Honorable Avern Cohn, United States District Judge, Eastern District of Michigan, sitting by designation


Other defendants are Gordon Cavanaugh, Administrator of the Farmers Home Administration; Earl Wayne Avery, Tennessee State Director of the Farmers Home Administration; S. Lane Parkison, Roane County Supervisor of the Farmers Home Administration; Mary C. Wells, Assistant Roane County Supervisor of the Farmers Home Administration; Home Marketing Associates, Inc., a construction company; and C. E. Scott, Jr., Gary Humphreys and Wayne Humphreys, employees of or doing business as Home Marketing Associates, Inc


FmHA is an agency of the Department of Agriculture authorized by § 502 of Title V of the Housing Act of 1949, 42 U.S.C. § 1472, to extend financial assistance in home construction and purchase to persons of low to moderate income residing in rural areas


At oral argument plaintiff represented defendant had satisfied this request thereby mooting this issue


The Tucker Act, 28 U.S.C. § 1346, governs contract actions against the United States. It provides,

"(a) The district courts shall have original jurisdiction, concurrent with the Court of Claims, of:

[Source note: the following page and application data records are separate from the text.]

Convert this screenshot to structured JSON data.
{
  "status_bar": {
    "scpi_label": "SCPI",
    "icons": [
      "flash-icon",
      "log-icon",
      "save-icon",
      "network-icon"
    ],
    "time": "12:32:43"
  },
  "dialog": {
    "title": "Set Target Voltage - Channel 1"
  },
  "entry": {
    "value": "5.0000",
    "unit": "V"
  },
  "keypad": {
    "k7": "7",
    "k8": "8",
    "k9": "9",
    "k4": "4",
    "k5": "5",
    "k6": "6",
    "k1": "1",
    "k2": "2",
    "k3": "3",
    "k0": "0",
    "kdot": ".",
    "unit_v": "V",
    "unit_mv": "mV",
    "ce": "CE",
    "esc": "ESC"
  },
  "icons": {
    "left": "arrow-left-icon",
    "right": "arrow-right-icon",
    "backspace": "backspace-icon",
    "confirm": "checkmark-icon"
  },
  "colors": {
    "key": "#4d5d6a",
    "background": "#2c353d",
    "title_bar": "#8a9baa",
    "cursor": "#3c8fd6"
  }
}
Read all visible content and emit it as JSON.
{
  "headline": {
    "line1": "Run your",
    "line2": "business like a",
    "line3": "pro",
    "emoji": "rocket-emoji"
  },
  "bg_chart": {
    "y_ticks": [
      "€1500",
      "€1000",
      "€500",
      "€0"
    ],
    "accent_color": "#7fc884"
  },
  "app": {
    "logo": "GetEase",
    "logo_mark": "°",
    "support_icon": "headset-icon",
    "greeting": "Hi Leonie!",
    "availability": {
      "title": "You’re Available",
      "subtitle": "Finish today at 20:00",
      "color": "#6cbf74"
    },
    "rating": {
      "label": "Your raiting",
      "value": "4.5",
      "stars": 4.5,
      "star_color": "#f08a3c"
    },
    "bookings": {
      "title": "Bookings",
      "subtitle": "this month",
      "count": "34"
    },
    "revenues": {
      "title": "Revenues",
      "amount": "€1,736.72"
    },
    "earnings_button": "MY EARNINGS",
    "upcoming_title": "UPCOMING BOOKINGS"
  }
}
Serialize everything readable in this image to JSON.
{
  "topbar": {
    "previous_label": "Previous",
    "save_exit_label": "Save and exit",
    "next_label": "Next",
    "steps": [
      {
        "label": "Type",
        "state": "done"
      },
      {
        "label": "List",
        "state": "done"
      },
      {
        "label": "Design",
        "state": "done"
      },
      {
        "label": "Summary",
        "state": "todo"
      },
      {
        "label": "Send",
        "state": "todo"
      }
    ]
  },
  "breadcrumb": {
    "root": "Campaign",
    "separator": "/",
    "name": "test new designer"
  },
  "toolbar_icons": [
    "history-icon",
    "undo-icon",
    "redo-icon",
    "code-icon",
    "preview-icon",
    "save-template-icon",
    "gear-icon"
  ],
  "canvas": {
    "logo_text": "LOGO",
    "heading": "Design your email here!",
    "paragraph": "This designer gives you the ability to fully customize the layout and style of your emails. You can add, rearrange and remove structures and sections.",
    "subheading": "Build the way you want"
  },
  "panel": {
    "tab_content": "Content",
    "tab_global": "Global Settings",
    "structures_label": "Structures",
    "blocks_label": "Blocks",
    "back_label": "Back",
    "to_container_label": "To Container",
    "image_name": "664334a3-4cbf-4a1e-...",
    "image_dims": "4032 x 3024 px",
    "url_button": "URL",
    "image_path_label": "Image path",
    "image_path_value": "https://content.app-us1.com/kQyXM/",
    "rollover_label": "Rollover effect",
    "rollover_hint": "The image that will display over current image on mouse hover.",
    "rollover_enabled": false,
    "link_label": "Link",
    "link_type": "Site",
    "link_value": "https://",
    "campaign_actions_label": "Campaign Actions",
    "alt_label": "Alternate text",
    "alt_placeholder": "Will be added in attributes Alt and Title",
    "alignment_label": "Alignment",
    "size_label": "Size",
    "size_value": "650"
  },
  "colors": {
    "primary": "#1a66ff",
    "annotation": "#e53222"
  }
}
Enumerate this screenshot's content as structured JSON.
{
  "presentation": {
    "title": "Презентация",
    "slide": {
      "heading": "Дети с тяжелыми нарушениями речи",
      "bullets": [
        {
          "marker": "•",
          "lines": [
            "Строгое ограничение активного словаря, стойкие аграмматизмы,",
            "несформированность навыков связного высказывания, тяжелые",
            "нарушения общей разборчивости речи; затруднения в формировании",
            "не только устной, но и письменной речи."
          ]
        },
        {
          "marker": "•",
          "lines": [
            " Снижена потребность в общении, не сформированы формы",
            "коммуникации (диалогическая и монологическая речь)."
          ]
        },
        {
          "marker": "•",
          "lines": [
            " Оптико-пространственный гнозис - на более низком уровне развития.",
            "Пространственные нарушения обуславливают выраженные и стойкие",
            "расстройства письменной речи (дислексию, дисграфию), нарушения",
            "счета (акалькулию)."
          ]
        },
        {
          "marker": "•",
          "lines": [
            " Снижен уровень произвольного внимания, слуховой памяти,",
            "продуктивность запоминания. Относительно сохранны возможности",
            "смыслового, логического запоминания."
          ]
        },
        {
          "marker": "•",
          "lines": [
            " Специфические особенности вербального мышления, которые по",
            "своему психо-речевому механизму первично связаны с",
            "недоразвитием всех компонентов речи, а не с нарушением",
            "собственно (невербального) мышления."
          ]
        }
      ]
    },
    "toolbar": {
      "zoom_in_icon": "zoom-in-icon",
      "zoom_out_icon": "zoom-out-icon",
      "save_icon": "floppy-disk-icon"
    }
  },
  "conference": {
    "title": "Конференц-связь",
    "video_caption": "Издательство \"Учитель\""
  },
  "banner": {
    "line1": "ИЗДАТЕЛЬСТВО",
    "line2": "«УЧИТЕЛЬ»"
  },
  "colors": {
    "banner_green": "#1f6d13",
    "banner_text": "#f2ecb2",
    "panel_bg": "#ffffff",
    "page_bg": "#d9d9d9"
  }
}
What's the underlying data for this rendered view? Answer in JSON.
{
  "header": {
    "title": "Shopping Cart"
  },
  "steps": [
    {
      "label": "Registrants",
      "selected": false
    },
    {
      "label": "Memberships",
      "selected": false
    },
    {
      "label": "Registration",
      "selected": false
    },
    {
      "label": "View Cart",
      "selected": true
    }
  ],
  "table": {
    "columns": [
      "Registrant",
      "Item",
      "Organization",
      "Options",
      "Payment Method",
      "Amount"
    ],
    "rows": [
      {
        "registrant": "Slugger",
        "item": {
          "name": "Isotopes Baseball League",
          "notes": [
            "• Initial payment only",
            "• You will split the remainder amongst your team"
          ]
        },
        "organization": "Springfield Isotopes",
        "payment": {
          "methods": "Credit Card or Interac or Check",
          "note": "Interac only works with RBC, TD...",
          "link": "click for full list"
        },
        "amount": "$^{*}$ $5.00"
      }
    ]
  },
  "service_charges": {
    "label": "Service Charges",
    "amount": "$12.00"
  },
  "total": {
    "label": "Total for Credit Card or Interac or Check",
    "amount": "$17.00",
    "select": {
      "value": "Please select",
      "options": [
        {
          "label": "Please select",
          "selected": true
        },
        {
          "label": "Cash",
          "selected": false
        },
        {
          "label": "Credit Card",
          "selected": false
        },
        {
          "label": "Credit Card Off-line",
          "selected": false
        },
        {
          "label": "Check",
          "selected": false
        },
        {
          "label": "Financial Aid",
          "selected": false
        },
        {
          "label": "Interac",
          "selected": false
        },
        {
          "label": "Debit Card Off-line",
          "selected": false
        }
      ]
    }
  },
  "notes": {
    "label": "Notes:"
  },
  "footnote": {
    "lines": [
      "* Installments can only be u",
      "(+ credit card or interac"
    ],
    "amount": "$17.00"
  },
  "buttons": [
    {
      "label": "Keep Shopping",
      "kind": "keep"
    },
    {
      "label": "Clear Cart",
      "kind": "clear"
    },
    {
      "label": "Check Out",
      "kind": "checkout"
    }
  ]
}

(2) Any other civil action or claim against the United States, not exceeding $10,000 in amount, founded upon any express or implied contract with the United States "

This section acts as a waiver of sovereign immunity and therefore allows the United States to be sued in contract. Tempel v. United States, 248 U.S. 121, 129, 39 S.Ct. 56, 58, 63 L.Ed.2d 162 (1918); National Bank of Newark v. United States, 357 F.2d 704, 706 (Ct.Cl.1966).


Restatement (Second) of Torts § 323 provides:

"One who undertakes, gratuitously or for consideration, to render services to another which he should recognize as necessary for the protection of the other's person or things, is subject to liability to the other for physical harm resulting from his failure to exercise reasonable care to perform his undertaking, if

(a) his failure to exercise such care increases the risk of such harm, or

(b) the harm is suffered because of the other's reliance upon the undertaking."


'The provisions of this chapter and section 1346(b) of this title shall not apply to

(h) Any claim arising out of assault, battery, false imprisonment, false arrest, malicious prosecution, abuse of process, libel, slander, misrepresentation, deceit or interference with contract rights "

28 U.S.C. § 2680(h).


Subsequent to the decision in this case the Court of Appeals for the Tenth Circuit released its opinion in Reynolds, et al. v. United States, 643 F.2d 707 (1981), which appears to be contrary to our holding above. Careful review suggests that we take a different view of Congressional intent and the purposes of the statute with regard to technical assistance. Here, unlike Reynolds, the damages claimed were the direct consequences of the alleged negligent inspections, i. e., defects in the house. We are satisfied that plaintiff is entitled to go forward with her case